Next year will be an interesting year for the Buffs. CU will have at least five new rotation players, and this summer they will travel to Europe to gain some chemistry. Boyle is also coaching the NABC College All-Star game and is on staff for the USA U-19 team with John Calipari and Danny Manning. Both will develop Boyle as a coach and give him valuable experience and exposure. It will be an interesting offseason. What do you want to see from Boyle and the Buffs this spring and summer?

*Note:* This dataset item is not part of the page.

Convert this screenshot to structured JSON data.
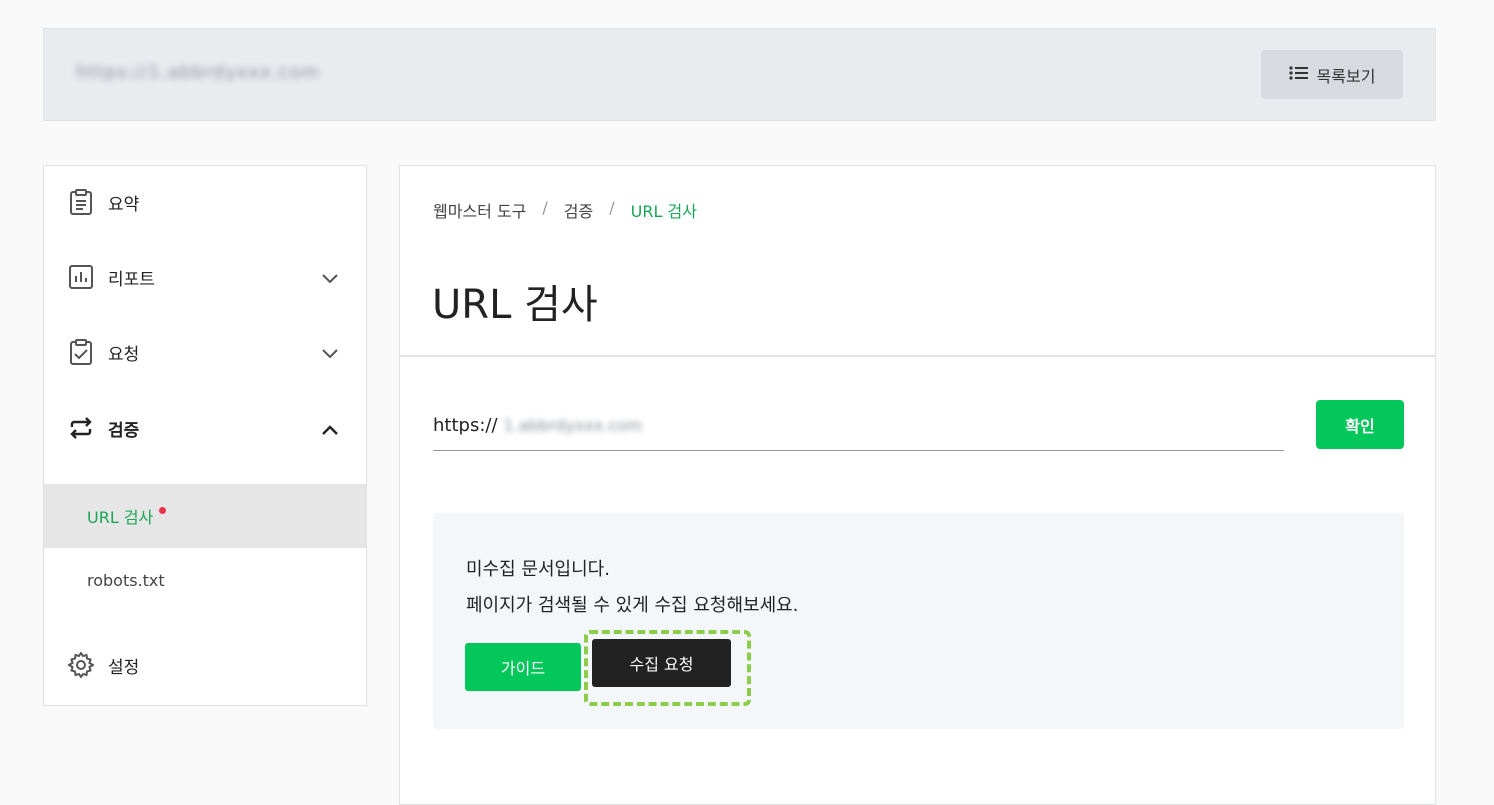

Sam: Considering the roster shakeup going on, I want there to be an emphasis on team chemistry to get everyone everyone on the same page. I want King and Miller to be ready to lead the team with focus and vigor, something Tad will assuredly help them with. I want incoming recruits D’Shawn Schwartz, Tyler Bey and Evan Battey — Tad’s greatest ever recruiting class — to be ready to hit the ground running. And on top of that, development of players like Deleon Brown, Lucas Siewert and Dallas Walton would be welcomed.
Jack: You hit on all the main points. Chemistry will be a big deal for the next iteration of the Buffaloes. There will be 5 new rotation players, and all accounts say that Schwartz, Bey and Battey will be able to contribute early. Add in Namon Wright and there’s going to be a lot of new minutes. The Europe trip should help immensely with getting everyone on the same page. It did wonders for UCLA last year. As Boyle said, every player will need to step up this offseason. My guy Lucas Siewert will definitely step into an increased role this year, and this offseason will be crucial to his development. All three recruits should be on the team for the European trip, which gives the Buffs a step ahead in adding the freshmen to the fold.
Interestingly, I’m most excited for Boyle’s development. His time with Calipari and coaching the all-star team should help him develop as a coach. It gives him new ideas, lets him bounce concepts off one of the best in the business, and gives him exposure to some of the best players in the country. Boyle should grow immensely as a coach, and the time in Europe should let him find the pulse of this team earlier.
Sam: I never thought about Tad growing as well, but I don’t see why it can’t happen. Maybe Calipari will give him some offensive sets and teach him how to get the most out of talented freshmen from the get-go. If Tad improves on offense and the younglings contribute, we could be entering another great period of Colorado basketball.